Dumping means an exporter sells his product in overseas market at a very low price. It is an international trade practice where an exporter sells his product in the export market at a lower price compared to the price he is charging in the home country markets.
According to the WTO, dumping is “a situation where the price of a product when sold in the importing country is less than the price of that product in the market of the exporting country.”
But in international trade, dumping is considered as a negative trade policy instrument where the exporter tries to sell more in a particular market by practicing a price war. A regular low priced export is not often termed as hurting for the importing country’s domestic industry.
Beyond a limit (low price), dumping is considered injurious for the importing country.
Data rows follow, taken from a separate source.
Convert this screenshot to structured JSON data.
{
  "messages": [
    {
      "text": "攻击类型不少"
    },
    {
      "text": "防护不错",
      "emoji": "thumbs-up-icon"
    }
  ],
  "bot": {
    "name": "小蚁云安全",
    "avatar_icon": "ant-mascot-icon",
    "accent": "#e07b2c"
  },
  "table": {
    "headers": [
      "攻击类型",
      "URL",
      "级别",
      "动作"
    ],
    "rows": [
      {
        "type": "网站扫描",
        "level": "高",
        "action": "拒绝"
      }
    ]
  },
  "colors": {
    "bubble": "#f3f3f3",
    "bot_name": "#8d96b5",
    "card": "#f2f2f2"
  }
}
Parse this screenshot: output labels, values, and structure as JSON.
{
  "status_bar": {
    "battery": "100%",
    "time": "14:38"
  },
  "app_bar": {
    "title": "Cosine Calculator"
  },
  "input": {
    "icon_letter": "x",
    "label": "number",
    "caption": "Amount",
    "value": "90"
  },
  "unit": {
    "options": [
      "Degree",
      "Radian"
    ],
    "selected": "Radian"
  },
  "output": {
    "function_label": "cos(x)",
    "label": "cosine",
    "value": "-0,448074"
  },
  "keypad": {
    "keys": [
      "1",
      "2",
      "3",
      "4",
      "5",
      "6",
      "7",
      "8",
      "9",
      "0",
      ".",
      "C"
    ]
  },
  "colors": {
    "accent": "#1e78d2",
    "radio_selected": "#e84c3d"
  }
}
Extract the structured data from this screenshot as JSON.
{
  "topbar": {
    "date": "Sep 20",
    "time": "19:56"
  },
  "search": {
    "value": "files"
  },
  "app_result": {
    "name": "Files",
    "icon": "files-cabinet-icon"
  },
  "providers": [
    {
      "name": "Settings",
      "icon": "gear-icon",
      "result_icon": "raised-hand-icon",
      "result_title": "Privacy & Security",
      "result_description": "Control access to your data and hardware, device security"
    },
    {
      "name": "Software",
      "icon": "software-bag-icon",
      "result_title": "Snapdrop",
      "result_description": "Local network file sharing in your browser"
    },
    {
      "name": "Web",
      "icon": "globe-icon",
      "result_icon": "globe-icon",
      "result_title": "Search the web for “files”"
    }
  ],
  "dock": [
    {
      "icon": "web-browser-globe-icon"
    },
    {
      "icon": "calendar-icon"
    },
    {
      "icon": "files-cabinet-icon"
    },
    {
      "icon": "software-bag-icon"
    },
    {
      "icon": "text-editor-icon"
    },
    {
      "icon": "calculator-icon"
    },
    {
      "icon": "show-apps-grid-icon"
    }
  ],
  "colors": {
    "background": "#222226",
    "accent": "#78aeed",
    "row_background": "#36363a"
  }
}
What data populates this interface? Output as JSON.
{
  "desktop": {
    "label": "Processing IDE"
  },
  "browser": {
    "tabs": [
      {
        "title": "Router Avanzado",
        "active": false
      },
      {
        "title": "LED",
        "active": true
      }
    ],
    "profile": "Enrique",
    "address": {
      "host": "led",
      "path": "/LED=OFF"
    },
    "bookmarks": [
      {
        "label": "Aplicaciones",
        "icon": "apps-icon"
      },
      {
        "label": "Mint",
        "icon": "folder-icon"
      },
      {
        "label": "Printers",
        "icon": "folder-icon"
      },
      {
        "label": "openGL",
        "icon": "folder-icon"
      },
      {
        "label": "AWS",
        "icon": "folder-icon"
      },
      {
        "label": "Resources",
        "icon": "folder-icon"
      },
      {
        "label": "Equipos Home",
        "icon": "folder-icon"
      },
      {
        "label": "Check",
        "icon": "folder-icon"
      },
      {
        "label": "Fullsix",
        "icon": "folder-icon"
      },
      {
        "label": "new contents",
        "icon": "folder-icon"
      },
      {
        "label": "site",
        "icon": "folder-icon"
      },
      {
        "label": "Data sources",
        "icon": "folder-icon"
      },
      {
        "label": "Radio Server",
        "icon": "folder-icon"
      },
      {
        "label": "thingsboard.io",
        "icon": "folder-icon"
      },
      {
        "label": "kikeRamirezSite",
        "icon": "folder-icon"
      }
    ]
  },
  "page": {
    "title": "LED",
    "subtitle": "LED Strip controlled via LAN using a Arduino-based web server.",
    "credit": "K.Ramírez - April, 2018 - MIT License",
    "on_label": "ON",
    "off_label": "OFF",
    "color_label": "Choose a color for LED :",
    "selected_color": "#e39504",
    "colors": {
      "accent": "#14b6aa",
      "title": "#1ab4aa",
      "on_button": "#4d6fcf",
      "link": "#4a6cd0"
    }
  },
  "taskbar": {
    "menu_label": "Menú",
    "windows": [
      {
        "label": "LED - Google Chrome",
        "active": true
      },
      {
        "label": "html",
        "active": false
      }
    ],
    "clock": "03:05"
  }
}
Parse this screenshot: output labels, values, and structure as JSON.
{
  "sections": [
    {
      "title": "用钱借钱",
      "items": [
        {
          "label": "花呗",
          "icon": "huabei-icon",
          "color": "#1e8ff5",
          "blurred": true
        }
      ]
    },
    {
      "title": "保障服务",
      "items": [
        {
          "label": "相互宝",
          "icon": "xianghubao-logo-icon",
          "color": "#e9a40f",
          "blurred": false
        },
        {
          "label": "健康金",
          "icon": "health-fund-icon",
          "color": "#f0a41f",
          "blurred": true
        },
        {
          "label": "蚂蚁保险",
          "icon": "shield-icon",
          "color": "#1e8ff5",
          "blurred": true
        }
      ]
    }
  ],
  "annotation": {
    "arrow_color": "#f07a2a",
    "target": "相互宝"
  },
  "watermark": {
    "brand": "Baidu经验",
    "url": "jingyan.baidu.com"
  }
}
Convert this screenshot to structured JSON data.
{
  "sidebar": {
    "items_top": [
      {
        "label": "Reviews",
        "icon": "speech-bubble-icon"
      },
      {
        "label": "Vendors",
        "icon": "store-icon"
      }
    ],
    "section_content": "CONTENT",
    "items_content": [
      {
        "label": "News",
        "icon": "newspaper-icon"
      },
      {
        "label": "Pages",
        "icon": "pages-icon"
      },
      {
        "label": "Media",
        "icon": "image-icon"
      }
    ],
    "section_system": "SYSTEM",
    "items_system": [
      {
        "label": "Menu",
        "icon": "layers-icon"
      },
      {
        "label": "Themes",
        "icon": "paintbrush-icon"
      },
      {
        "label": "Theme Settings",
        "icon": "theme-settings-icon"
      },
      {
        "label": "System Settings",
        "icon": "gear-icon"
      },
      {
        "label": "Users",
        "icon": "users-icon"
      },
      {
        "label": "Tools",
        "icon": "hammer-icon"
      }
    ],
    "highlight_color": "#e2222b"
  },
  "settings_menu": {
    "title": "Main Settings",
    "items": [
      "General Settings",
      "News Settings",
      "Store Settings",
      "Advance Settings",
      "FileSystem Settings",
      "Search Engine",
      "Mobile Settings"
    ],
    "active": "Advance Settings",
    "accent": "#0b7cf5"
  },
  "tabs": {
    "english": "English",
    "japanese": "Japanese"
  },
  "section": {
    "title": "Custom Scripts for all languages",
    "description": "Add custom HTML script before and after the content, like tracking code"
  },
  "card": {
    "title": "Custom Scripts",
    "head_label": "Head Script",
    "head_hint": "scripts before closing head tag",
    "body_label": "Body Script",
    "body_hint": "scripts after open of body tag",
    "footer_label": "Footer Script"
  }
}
At the same time, there is controversy about this limit.
In the WTO administered trade regime, several countries are widely using antidumping measures like imposition of additional import tax by terming imports as instance of dumping.
India is one such WTO member who extensively used antidumping duties against cheap imports especially that from China.
Types of dumping
Though most dumping activities are normal competitive market-expanding behavior, economists divide dumping into different categories based on the adverse impact. There are two dumping cases which could harm competition: strategic and predatory dumping. Strategic dumping occurs in vary special circumstances, where the seller has protection in his home market, and he sells more to foreign markets.
Predatory dumping on the other hand, as a pricing strategy aims to wipe out competitions by charging exorbitantly low prices. It is an abuse of dominance conduct. The WTO prohibits predatory dumping.
WTO’s running so far show increasing number of antidumping measures by member countries. Dumping is legal under World Trade Organization rules unless it poses injury to domestic industries.
When a country can impose antidumping duty?
The Agreement provides that, in order to impose anti-dumping measures, the investigating authorities of the importing Member must make a determination of injury. The Agreement defines the term “injury” to mean either (i) material injury to a domestic industry, (ii) threat of material injury to a domestic industry, or (iii) material retardation of the establishment of a domestic industry, but is silent on the evaluation of material retardation of the establishment of a domestic industry.
Dumping and antidumping procedures under WTO
As mentioned, antidumping duty is one of the frequently used trade restriction measure in the history of WTO. The trade body allows members to impose antidumping duty when dumping causes injury to the domestic industry. Under Article VI of GATT 1994, members are explicitly authorized to impose specific anti-dumping duty on imports from a particular source, in excess of bound rates, when dumping causes or threatens injury to a domestic industry, or materially retards the establishment of a domestic industry.
The Anti-Dumping Agreement provides further elaboration on the basic principles to govern the investigation, determination, and application, of anti-dumping duties.